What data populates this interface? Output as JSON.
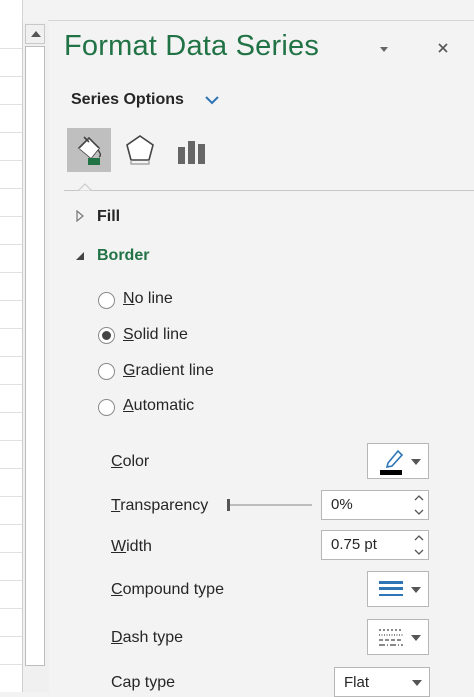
{
  "pane": {
    "title": "Format Data Series",
    "options_label": "Series Options"
  },
  "tabs": [
    {
      "icon": "fill-line-icon",
      "selected": true
    },
    {
      "icon": "effects-icon",
      "selected": false
    },
    {
      "icon": "series-options-icon",
      "selected": false
    }
  ],
  "sections": {
    "fill": {
      "label": "Fill",
      "expanded": false
    },
    "border": {
      "label": "Border",
      "expanded": true
    }
  },
  "border_options": [
    {
      "label": "No line",
      "mnemonic": "N",
      "rest": "o line",
      "checked": false
    },
    {
      "label": "Solid line",
      "mnemonic": "S",
      "rest": "olid line",
      "checked": true
    },
    {
      "label": "Gradient line",
      "mnemonic": "G",
      "rest": "radient line",
      "checked": false
    },
    {
      "label": "Automatic",
      "mnemonic": "A",
      "rest": "utomatic",
      "checked": false
    }
  ],
  "properties": {
    "color": {
      "mnemonic": "C",
      "rest": "olor",
      "swatch_color": "#000000"
    },
    "transparency": {
      "mnemonic": "T",
      "rest": "ransparency",
      "value": "0%",
      "slider_fraction": 0
    },
    "width": {
      "mnemonic": "W",
      "rest": "idth",
      "value": "0.75 pt"
    },
    "compound_type": {
      "mnemonic": "C",
      "rest": "ompound type"
    },
    "dash_type": {
      "mnemonic": "D",
      "rest": "ash type"
    },
    "cap_type": {
      "mnemonic": "",
      "rest": "Cap type",
      "value": "Flat"
    }
  },
  "colors": {
    "accent": "#217346",
    "compound_lines": "#2e75b6"
  }
}
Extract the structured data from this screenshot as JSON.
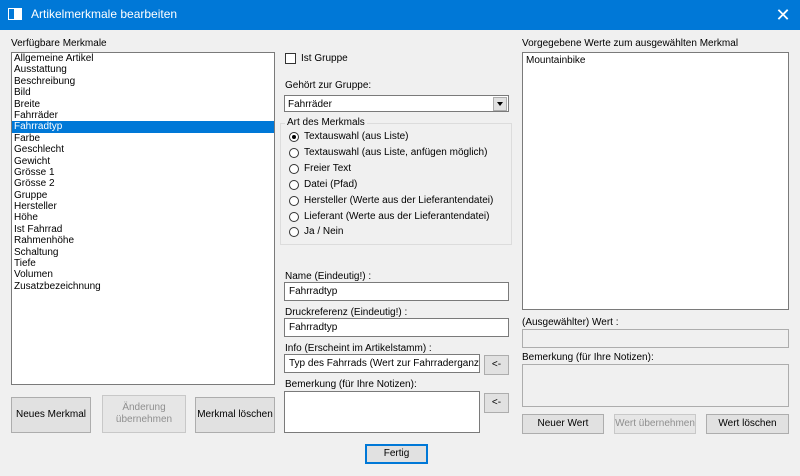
{
  "window": {
    "title": "Artikelmerkmale bearbeiten"
  },
  "left": {
    "label": "Verfügbare Merkmale",
    "items": [
      "Allgemeine Artikel",
      "Ausstattung",
      "Beschreibung",
      "Bild",
      "Breite",
      "Fahrräder",
      "Fahrradtyp",
      "Farbe",
      "Geschlecht",
      "Gewicht",
      "Grösse 1",
      "Grösse 2",
      "Gruppe",
      "Hersteller",
      "Höhe",
      "Ist Fahrrad",
      "Rahmenhöhe",
      "Schaltung",
      "Tiefe",
      "Volumen",
      "Zusatzbezeichnung"
    ],
    "selected": "Fahrradtyp",
    "btn_new": "Neues Merkmal",
    "btn_apply_line1": "Änderung",
    "btn_apply_line2": "übernehmen",
    "btn_delete": "Merkmal löschen"
  },
  "middle": {
    "is_group_label": "Ist Gruppe",
    "is_group_checked": false,
    "group_label": "Gehört zur Gruppe:",
    "group_value": "Fahrräder",
    "type_label": "Art des Merkmals",
    "types": [
      "Textauswahl (aus Liste)",
      "Textauswahl (aus Liste, anfügen möglich)",
      "Freier Text",
      "Datei (Pfad)",
      "Hersteller (Werte aus der Lieferantendatei)",
      "Lieferant (Werte aus der Lieferantendatei)",
      "Ja / Nein"
    ],
    "selected_type": "Textauswahl (aus Liste)",
    "name_label": "Name (Eindeutig!) :",
    "name_value": "Fahrradtyp",
    "print_label": "Druckreferenz (Eindeutig!) :",
    "print_value": "Fahrradtyp",
    "info_label": "Info (Erscheint im Artikelstamm) :",
    "info_value": "Typ des Fahrrads (Wert zur Fahrraderganzun",
    "remark_label": "Bemerkung (für Ihre Notizen):",
    "remark_value": "",
    "arrow_btn": "<-"
  },
  "right": {
    "values_label": "Vorgegebene Werte zum ausgewählten Merkmal",
    "values": [
      "Mountainbike"
    ],
    "value_label": "(Ausgewählter) Wert :",
    "value_value": "",
    "remark_label": "Bemerkung (für Ihre Notizen):",
    "remark_value": "",
    "btn_new": "Neuer Wert",
    "btn_apply": "Wert übernehmen",
    "btn_delete": "Wert löschen"
  },
  "footer": {
    "btn_done": "Fertig"
  }
}
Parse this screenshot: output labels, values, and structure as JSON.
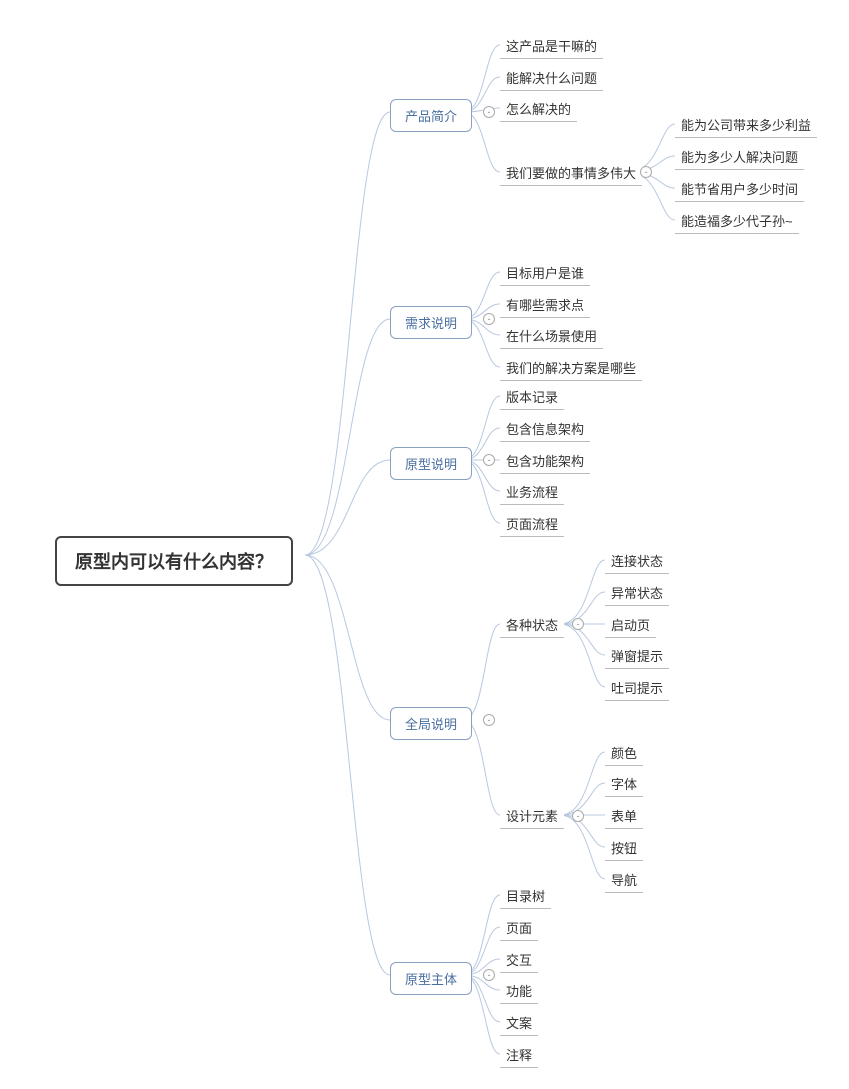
{
  "root": "原型内可以有什么内容？",
  "branches": [
    {
      "label": "产品简介"
    },
    {
      "label": "需求说明"
    },
    {
      "label": "原型说明"
    },
    {
      "label": "全局说明"
    },
    {
      "label": "原型主体"
    }
  ],
  "l1": {
    "b0_0": "这产品是干嘛的",
    "b0_1": "能解决什么问题",
    "b0_2": "怎么解决的",
    "b0_3": "我们要做的事情多伟大",
    "b1_0": "目标用户是谁",
    "b1_1": "有哪些需求点",
    "b1_2": "在什么场景使用",
    "b1_3": "我们的解决方案是哪些",
    "b2_0": "版本记录",
    "b2_1": "包含信息架构",
    "b2_2": "包含功能架构",
    "b2_3": "业务流程",
    "b2_4": "页面流程",
    "b3_0": "各种状态",
    "b3_1": "设计元素",
    "b4_0": "目录树",
    "b4_1": "页面",
    "b4_2": "交互",
    "b4_3": "功能",
    "b4_4": "文案",
    "b4_5": "注释"
  },
  "l2": {
    "g0_0": "能为公司带来多少利益",
    "g0_1": "能为多少人解决问题",
    "g0_2": "能节省用户多少时间",
    "g0_3": "能造福多少代子孙~",
    "g3a_0": "连接状态",
    "g3a_1": "异常状态",
    "g3a_2": "启动页",
    "g3a_3": "弹窗提示",
    "g3a_4": "吐司提示",
    "g3b_0": "颜色",
    "g3b_1": "字体",
    "g3b_2": "表单",
    "g3b_3": "按钮",
    "g3b_4": "导航"
  }
}
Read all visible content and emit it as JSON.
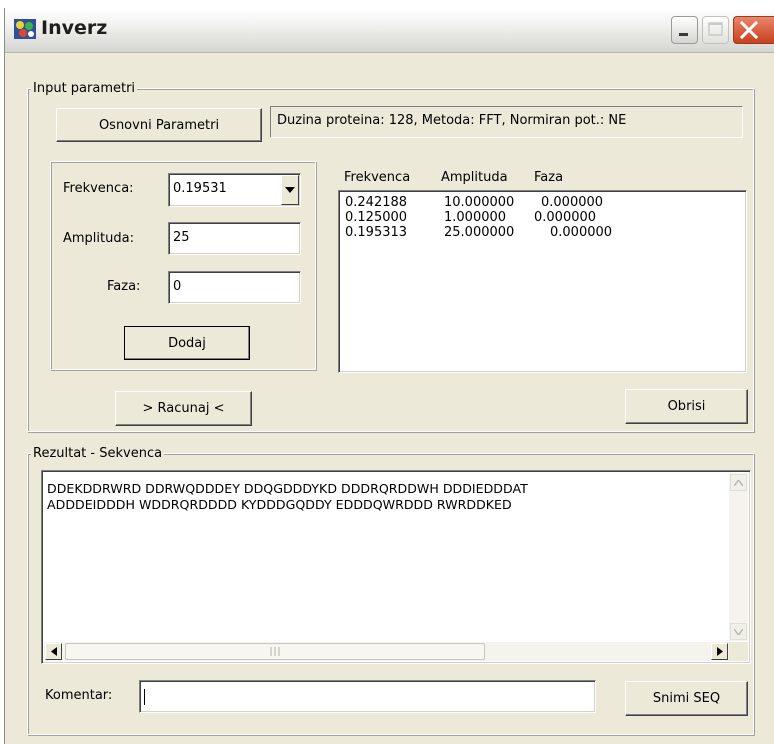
{
  "window": {
    "title": "Inverz"
  },
  "input_group": {
    "title": "Input parametri",
    "osnovni_button": "Osnovni Parametri",
    "status_text": "Duzina proteina: 128, Metoda: FFT, Normiran pot.: NE",
    "frekvenca_label": "Frekvenca:",
    "frekvenca_value": "0.19531",
    "amplituda_label": "Amplituda:",
    "amplituda_value": "25",
    "faza_label": "Faza:",
    "faza_value": "0",
    "dodaj_button": "Dodaj",
    "racunaj_button": "> Racunaj <",
    "obrisi_button": "Obrisi"
  },
  "table": {
    "headers": [
      "Frekvenca",
      "Amplituda",
      "Faza"
    ],
    "rows": [
      [
        "0.242188",
        "10.000000",
        "0.000000"
      ],
      [
        "0.125000",
        "1.000000",
        "0.000000"
      ],
      [
        "0.195313",
        "25.000000",
        "0.000000"
      ]
    ]
  },
  "result_group": {
    "title": "Rezultat - Sekvenca",
    "line1": "DDEKDDRWRD DDRWQDDDEY DDQGDDDYKD DDDRQRDDWH DDDIEDDDAT",
    "line2": "ADDDEIDDDH WDDRQRDDDD KYDDDGQDDY EDDDQWRDDD RWRDDKED",
    "komentar_label": "Komentar:",
    "komentar_value": "",
    "snimi_button": "Snimi SEQ"
  },
  "icons": {
    "app": "app-icon",
    "minimize": "minimize-icon",
    "maximize": "maximize-icon",
    "close": "close-icon",
    "dropdown": "chevron-down-icon"
  },
  "colors": {
    "face": "#ece9d8",
    "close_button": "#c7401e"
  }
}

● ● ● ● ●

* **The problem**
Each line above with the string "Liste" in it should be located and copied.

* **Task result**
      "Textauswahl (aus Liste)",
      "Textauswahl (aus Liste, anfügen möglich)",
    "selected_type": "Textauswahl (aus Liste)",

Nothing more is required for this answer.